On September 5, 2013, during an interview with Digital Spy, Emmerich said that he and MGM are planning a new Stargate as a reboot with a trilogy. On May 29, 2014, it was announced that MGM and Warner Bros. are partnering together for a reboot of Stargate as a trilogy with Emmerich directing and Devlin producing. On November 16, 2016, during an interview, Dean Devlin told that the reboot film will not occur and the project is definitely shelved.
- "Stargate, la porte des étoiles - country". AlloCiné.fr. Retrieved June 15, 2012.
- Brenner, Paul. "Stargate: Overview". Allmovie. Retrieved January 4, 2010.
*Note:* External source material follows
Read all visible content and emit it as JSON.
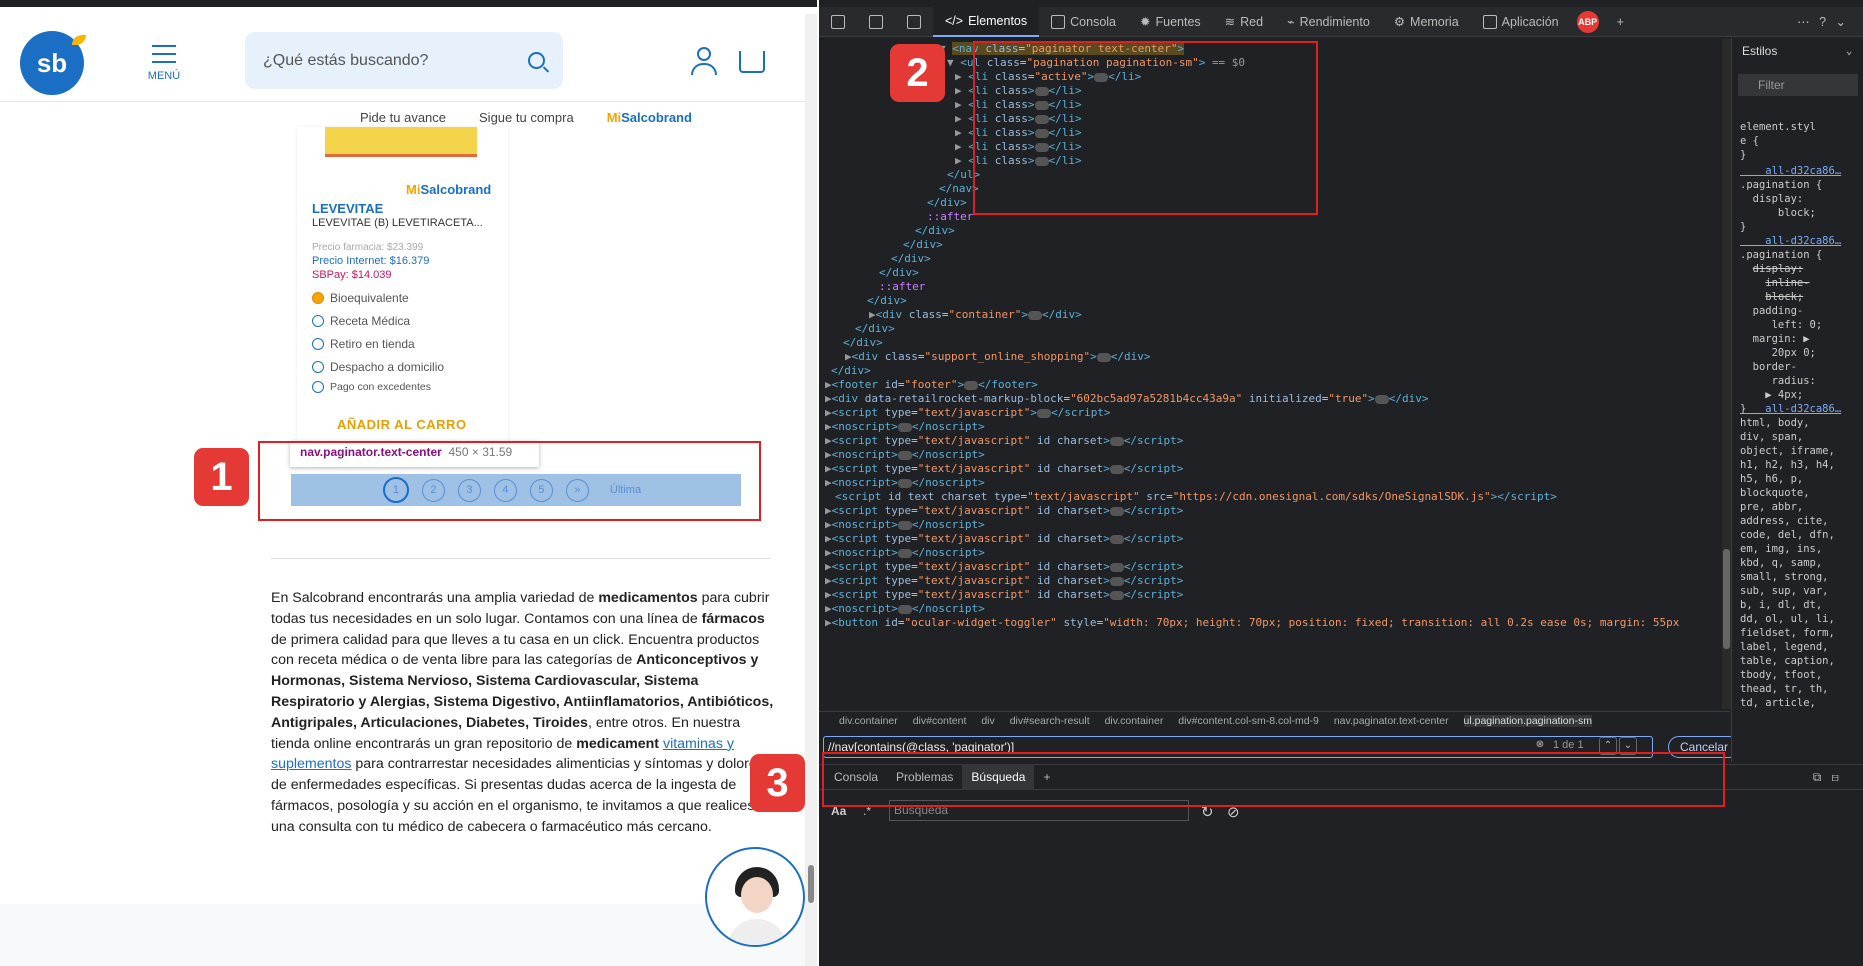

- "Gate World - Stargate Movies: "Stargate"". Gate World. 2009-04-03.
- Devlin, Dean (2001). Audio Commentary for Stargate (DVD). MGM Home Entertainment.
- Emmerich, Roland (2001). Audio Commentary for Stargate (DVD). MGM Home Entertainment.
- Porter, Beth (1995-01-16). "Wow, how did they do that?". London: The Independent. Retrieved 2009-04-03.
- "Stargate soundtrack". Synfonia of London.com. Retrieved 2009-04-03.
- Arnold, David. "History - 1994". David Arnold.com. Retrieved 2010-09-10.
- Kerry J. Byrnes. "Stargate - David Arnold". Film Score Monthly. Retrieved 2009-04-03.
- Exclusive: 'Stargate' to receive movie reboot, trilogy planned
- Kroll, Justin (May 28, 2014). "MGM, Warner Bros. Team with Roland Emmerich, Dean Devlin on ‘Stargate’ Trilogy". Variety. Retrieved May 28, 2014.
- Ed Gross (November 16, 2016). "The remake of Stargate is not happening, and we know why: exclusive". empireonline.com. Retrieved 2016-11-18.
|This page uses content from Wikipedia. The original article was at Stargate (film) . The list of authors can be seen in the page history. As with Semantic Stargate Wiki, the text of Wikipedia is available under the Creative Commons Attribution-ShareAlike 3.0 Unported (CC BY-SA 3.0).|